Theatre review: Wanita, a take on the colourful lives of 1950s Malay socialites, is richly layered

A publicity image for Wanita (The Women), directed by Aidli 'Alin' Mosbit, staged at the Esplanade's Pesta Raya 2014. -- PHOTO: ESPLANADE / THEATRES ON THE BAY
A publicity image for Wanita (The Women), directed by Aidli 'Alin' Mosbit, staged at the Esplanade's Pesta Raya 2014. -- PHOTO: ESPLANADE / THEATRES ON THE BAY

Wanita Esplanade Theatre Studio Aug 29, 2014The eight women depicted on the poster for Wanita, dressed in elegant kebaya with flowers adorning their hair, are alluring.

Yes, their smiles are attractive, but their eyes tell a hidden story – one of pain, secrets and sacrifice.

It is this unpeeling of appearances that makes Wanita such a delight to watch.

Presented as part of Esplanade’s Pesta Raya, this comedy of manners directed by Aidli ‘Alin’ Mosbit revolves around eight women from the privileged echelons of Malay society in 1950s Singapore, and the lengths they go to achieve what they want.

There is a line in the play that goes: “When the ending of the story is good, it’s a good story.”

It is this philosophy that drives all the characters in this play, often involving scheming and conniving, as well as the swallowing of one’s true feelings.

Sometimes, this comes through very poignantly.

The main thrust of the plot follows the discovery by housewife Mariam Hassan (Siti Hajar Ghani) that her husband has cheated on her. She holds it together in front of her daughter, but cries in the lap of her mother, who offers sage and tragically real advice: suck it up kid, I did that too.

At other times, it is presented in the form of a wickedly funny, yet tart social commentary.

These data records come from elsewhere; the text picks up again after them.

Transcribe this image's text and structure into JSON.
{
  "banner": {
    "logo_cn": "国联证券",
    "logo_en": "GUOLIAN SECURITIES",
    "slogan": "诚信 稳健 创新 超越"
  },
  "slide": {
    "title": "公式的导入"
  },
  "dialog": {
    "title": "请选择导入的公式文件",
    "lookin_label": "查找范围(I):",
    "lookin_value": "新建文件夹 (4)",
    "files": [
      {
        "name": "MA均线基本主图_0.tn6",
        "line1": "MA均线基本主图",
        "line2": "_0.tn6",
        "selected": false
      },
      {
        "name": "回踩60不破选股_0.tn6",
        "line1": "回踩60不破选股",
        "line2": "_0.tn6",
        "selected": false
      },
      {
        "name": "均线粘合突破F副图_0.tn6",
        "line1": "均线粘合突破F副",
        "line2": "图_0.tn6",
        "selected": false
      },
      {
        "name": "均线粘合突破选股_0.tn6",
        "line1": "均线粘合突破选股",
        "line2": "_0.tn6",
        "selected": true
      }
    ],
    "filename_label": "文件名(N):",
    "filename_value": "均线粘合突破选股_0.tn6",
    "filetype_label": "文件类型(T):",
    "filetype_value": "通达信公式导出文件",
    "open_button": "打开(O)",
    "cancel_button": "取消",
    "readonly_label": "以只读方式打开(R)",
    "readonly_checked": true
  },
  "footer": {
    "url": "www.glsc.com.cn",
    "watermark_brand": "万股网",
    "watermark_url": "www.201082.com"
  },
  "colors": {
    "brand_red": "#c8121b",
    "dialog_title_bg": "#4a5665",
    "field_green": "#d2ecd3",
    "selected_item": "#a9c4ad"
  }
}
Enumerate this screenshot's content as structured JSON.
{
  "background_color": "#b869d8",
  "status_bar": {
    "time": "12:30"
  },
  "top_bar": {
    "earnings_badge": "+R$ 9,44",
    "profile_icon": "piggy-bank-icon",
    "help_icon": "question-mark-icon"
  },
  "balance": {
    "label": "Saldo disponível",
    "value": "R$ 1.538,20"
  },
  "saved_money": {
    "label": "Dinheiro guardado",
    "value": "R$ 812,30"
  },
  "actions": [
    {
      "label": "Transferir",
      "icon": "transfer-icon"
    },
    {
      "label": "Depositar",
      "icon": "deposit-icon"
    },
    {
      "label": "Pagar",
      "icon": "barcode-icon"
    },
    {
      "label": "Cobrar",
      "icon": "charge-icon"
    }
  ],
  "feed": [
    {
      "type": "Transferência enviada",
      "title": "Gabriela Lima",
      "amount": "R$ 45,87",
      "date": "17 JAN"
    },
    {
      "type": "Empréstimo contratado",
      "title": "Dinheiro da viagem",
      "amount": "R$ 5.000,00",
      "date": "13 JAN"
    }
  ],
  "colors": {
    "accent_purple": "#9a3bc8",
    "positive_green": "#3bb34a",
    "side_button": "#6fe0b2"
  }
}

Goh Ailing (Gloria Tan) is mocked openly for not being able to keep a trim figure while pregnant (her evening dress channels Chinese opera singer rather than socialite); and gossiped about secretly for not knowing about her husband’s philandering ways.

Yet she still remains cheerful.

Her secret to happiness? “I eat and then I keep,” she says, pointing to her burgeoning belly.

It gets laughs, but it is an oblique admission that she knows more than what she lets on.

The main cast, made of an all-star cast of established theatre and TV actors, do a great job in playing multiple characters that illustrate the complex nature of female relationships, within the higher class as well as between the different classes of society.

Some of the best scenes involve the regular womenfolk. Mariam encounters a loose-lipped manicurist (Nadiah M. Din’s impressive turn as a Penangite) whose idle natter humorously reveals more than she should.

In another scene, house servant Jeton (Seriwahyuni Jaes) breaks from her subservient facade when she recounts, with extreme vivacity and in one-man-show form, the fight between her married employers. The performance got the packed theatre in stitches.

But though they add spice to the story, it is tragic that the lower class women are resigned to be in the shadows of the lives of the glamorous socialites, never to be seen as equals.

But equality is never the point of the play.

While the women naturally band together and complain about men, they are nonetheless shackled by their responsibilities as wives and mothers. Only two characters, Nani Mariam (played by Endang Rahayu Ruslan) and Naemah Baba (played by Aminah Ahmad) are seen as relatively free – one is a child, and one is an ageing feminist spinster.

It is to the director's credit that it is easy forget that Wanita is adapted from a 1930s hit, The Women by Clare Boothe Luce. Though the original is set in Manhattan, Wanita seems tailormade to depict the excessive lives of the rich Malays of old Singapore.

It is also gutting that the concerns plaguing women more than 80 years ago, such as keeping one’s looks and caring about one’s place in society, remain relevant even today, perhaps even more so with the advent of social media.

With 12 scenes over 90 minutes without an interval, certain scenes could do with some tightening and some characters could have been cut without impacting the main story.

But ultimately, the play is a richly layered cake that reveals the inner workings of female Malay socialites deliciously. There was some cheap cream that could have been cast off, but all the parts came together to deliver a satisfying, fitting end.

Sure, Mariam gets the ending she wants by playing a little bit dirty, but this gives Wanita its acidic bite, and also a sobering conclusion: she resorts to all of this because of a man.